By CASEY SMITH
The Associated Press/Report for America
INDIANAPOLIS — Indiana state leaders said they’re working to meet President Joe Biden’s directive to make all adults eligible to receive the coronavirus vaccine by May 1, but blamed expansion delays on too few shots coming from the federal government.
When federal officials determine states’ allocations of vaccines each week, Indiana “always seeks as many doses as possible,” state health commissioner Dr. Kristina Box said Wednesday.
But Indiana has received several thousand fewer doses than many other states in recent weeks, she said. Last week, Indiana was fifth from the bottom for doses delivered per 100,000 residents. As of Tuesday, the state was ranked 35th.
Noting that Indiana is the 17th most populated state, Box said the disparity in vaccine allocation equates to “thousands” of missed shots for Hoosiers.
“We have said all along that the one thing that limits our ability to open vaccine eligibility more broadly is the amount of vaccine Indiana is receiving each week,” Box said, emphasizing that the state's ability to expand vaccine eligibility further will depend on increased supply. “Our goal is to get more shots in arms and Indiana, so we’re eager for the vaccine supply to increase substantially.”
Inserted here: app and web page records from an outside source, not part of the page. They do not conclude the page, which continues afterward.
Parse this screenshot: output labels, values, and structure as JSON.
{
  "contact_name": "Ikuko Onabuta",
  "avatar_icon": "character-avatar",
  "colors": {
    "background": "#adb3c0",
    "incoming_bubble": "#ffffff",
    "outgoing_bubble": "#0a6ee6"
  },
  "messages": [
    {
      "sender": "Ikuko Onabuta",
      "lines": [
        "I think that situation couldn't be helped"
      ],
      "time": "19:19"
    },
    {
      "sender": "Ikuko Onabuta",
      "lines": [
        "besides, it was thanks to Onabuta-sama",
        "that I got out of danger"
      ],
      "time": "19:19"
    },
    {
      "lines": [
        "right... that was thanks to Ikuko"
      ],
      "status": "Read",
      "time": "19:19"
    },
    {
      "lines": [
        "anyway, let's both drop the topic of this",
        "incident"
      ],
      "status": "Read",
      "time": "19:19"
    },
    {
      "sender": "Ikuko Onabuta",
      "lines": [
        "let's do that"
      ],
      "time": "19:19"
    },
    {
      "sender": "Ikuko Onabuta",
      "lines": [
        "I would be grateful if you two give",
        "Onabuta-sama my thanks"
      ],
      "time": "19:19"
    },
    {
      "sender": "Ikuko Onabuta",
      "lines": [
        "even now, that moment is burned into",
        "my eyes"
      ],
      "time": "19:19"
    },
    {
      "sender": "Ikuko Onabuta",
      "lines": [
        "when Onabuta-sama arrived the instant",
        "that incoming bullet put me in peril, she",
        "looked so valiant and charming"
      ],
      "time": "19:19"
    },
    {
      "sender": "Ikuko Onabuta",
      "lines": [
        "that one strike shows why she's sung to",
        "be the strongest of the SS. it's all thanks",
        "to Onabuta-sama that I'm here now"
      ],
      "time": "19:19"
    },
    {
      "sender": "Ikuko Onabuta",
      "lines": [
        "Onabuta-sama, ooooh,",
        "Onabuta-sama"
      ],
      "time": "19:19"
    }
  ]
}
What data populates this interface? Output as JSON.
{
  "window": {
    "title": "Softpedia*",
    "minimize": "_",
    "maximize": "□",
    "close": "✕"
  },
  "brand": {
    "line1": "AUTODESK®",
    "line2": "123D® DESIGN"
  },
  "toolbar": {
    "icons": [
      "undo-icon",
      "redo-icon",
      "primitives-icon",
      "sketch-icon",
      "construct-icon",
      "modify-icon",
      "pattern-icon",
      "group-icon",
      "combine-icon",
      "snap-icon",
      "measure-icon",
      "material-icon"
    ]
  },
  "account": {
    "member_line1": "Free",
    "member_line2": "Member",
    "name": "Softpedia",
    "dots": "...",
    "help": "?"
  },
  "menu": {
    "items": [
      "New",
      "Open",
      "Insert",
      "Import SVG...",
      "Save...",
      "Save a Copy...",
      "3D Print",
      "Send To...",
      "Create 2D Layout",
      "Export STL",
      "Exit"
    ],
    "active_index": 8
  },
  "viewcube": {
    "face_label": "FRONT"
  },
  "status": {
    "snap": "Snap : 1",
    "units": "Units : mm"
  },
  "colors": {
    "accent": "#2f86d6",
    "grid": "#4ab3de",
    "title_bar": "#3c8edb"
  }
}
Indiana health officials were reassured by the federal government that all states should begin to receive “large amounts of vaccine” by the last week of March and into April, Box said. Once that happens, eligibility should open up for everyone in the state at that time, she continued.
Of the doses Indiana has received so far, more than 85% has been administered, which Box noted is above the national average of 80%.
“This demonstrates how quickly we are working to get vaccines, once received, into the arms of Hoosiers,” she said. “We have demonstrated repeatedly that we have the ability to get shots and arms quickly, equitably and safely. And we will continue to advocate for more doses for Hoosiers.”
As Indiana awaits further vaccine, Gov. Eric Holcomb said he’ll discuss next steps for the state’s rollout of shots and possible lifts on statewide restrictions in a statewide address Tuesday evening.
More than 1.3 million Hoosiers have received their first dose of vaccine, an increase of nearly 147,000 from last week, Box said. Around 870,000 people across Indiana are now fully vaccinated, which represents nearly 20% of the state’s population.
So far, 72% of Hoosiers aged 80 and older, and 75% of those aged 70 to 79, have scheduled or received a vaccine, Box said. Those vaccination rates drop to 63% for those aged 60 to 69, and 43% for Hoosiers between the ages of 50 and 59.
In the first two days of eligibility, 23% of those aged 45 to 49 have also signed up to get vaccinated.
Since teachers and school staff became eligible to receive the vaccine at state sites on Monday, at least 20,000 have made an appointment. Box said that number is likely higher, however, because some from this group may have already been vaccinated through the federal pharmacy program, or made appointments because they were eligible due to their age.
Nearly 145,000 first and second doses have also been administered to residents and staff in long term care facilities.
The state Department of Health on Wednesday reported 919 new coronavirus infections, bringing the total number of Hoosiers known to have the virus up to 674,430.
Indiana has additionally recorded almost 12,900 confirmed or presumed coronavirus-related deaths over the past year.
The state Department of Health’s weekly tracking map updated Wednesday labels no counties in the highest-risk red category for the fifth week in a row. This week’s map also lists no counties in the next-riskiest orange category.
Twenty-seven counties remain in the moderate-risk yellow rating, and 65 counties are labeled in the lowest-risk blue category.